» Exercise material:
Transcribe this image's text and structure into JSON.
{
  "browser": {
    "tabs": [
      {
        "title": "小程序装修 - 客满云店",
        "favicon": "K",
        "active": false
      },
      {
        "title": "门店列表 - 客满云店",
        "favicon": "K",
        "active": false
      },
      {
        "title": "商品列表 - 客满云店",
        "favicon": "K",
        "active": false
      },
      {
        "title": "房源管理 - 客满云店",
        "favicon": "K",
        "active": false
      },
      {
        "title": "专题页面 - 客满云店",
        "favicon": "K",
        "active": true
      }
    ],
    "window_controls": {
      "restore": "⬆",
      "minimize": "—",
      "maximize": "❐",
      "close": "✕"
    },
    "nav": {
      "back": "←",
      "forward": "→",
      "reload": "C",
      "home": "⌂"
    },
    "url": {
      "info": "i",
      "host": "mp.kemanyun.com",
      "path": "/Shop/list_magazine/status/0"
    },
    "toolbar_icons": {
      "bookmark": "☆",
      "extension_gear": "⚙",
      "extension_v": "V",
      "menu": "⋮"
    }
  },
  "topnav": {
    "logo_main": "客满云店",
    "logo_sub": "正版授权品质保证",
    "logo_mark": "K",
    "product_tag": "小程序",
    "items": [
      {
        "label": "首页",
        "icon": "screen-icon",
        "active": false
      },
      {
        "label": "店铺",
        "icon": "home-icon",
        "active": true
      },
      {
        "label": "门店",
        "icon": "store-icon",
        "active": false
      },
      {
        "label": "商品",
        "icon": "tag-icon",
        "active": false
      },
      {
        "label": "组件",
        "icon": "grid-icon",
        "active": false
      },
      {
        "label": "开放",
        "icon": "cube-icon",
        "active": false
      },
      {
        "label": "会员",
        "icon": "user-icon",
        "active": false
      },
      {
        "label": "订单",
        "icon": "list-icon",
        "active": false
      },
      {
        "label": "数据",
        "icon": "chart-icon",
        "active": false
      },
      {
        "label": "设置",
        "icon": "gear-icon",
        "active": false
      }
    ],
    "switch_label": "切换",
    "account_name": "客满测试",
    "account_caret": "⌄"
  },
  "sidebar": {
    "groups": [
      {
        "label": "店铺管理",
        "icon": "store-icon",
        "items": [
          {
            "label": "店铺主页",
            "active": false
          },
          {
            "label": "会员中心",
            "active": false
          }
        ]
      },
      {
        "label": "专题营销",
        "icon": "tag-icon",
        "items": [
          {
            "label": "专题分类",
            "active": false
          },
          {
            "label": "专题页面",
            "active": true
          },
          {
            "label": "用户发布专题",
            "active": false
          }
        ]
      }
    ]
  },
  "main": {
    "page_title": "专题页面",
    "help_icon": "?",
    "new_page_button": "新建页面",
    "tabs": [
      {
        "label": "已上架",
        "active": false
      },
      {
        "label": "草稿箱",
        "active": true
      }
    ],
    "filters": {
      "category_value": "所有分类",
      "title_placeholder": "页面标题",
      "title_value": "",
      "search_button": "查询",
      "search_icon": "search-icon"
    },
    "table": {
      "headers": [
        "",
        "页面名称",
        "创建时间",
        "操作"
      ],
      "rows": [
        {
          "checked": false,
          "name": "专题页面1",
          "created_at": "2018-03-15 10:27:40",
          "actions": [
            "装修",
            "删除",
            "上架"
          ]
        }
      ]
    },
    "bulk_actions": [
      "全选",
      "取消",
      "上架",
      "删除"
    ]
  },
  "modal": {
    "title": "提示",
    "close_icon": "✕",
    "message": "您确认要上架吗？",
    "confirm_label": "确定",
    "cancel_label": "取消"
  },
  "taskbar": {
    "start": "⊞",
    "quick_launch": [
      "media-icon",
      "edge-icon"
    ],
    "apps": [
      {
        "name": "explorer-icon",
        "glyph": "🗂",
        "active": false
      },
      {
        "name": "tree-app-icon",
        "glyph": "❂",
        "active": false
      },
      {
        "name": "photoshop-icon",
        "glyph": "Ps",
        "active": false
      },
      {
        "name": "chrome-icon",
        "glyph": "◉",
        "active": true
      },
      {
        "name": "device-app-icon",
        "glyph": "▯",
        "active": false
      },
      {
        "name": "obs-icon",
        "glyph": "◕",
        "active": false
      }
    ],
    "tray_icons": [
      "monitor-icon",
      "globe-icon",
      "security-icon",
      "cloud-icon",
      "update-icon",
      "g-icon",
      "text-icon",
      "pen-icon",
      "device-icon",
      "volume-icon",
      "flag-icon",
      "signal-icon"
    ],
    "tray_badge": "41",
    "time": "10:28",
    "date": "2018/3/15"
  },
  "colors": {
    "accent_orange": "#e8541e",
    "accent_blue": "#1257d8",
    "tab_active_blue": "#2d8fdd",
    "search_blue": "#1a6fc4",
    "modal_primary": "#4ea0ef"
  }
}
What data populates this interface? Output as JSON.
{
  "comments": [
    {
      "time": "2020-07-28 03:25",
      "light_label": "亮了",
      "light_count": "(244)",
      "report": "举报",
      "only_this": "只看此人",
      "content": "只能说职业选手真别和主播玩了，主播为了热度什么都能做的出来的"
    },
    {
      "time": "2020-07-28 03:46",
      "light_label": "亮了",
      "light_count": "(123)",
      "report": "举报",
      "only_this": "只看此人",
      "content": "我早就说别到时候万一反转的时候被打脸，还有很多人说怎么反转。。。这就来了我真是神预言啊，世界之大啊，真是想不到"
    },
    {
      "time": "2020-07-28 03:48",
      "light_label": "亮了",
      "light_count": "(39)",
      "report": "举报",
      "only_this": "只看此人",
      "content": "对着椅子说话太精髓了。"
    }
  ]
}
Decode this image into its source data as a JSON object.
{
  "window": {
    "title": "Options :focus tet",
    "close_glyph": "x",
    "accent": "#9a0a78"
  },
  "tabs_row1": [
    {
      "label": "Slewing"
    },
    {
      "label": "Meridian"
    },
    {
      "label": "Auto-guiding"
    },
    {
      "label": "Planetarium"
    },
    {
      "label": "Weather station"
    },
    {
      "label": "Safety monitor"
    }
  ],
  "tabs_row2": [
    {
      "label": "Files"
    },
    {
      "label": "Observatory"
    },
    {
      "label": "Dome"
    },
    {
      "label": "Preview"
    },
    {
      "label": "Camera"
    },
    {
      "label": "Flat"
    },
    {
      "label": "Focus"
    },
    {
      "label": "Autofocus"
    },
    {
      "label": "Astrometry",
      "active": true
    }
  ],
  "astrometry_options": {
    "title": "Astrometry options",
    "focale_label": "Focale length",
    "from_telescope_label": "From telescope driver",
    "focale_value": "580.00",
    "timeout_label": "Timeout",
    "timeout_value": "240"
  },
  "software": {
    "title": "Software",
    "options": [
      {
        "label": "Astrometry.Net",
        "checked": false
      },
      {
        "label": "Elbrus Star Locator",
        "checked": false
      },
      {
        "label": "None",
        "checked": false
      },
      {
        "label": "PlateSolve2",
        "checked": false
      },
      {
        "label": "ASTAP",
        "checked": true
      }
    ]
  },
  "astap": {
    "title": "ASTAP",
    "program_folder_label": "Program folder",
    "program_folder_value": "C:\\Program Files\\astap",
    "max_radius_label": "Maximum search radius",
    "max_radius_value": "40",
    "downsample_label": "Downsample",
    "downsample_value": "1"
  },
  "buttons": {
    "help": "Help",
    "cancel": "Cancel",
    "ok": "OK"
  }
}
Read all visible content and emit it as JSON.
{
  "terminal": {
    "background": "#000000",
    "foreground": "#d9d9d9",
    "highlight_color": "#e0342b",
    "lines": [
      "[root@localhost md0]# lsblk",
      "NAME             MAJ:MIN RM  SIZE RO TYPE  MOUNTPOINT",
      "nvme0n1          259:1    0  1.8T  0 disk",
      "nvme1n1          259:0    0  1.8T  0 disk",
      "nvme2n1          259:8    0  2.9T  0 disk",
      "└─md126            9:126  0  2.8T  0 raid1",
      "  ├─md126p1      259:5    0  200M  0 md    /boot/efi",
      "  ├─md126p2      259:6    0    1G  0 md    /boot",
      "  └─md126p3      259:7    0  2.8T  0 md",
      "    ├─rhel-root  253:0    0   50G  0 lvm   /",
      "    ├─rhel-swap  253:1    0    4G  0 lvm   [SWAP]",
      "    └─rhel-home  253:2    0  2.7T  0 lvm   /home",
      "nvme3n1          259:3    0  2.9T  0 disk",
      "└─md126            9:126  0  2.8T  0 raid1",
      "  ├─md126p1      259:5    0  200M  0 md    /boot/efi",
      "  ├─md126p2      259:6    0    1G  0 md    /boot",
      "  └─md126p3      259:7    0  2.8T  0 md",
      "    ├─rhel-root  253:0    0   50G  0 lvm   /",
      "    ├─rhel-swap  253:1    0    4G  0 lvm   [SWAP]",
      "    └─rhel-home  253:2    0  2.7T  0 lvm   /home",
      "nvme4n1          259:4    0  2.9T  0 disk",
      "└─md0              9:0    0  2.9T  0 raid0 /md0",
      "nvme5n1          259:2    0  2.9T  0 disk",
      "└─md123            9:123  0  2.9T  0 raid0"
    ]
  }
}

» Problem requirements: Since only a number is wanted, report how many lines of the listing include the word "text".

» Task response: 2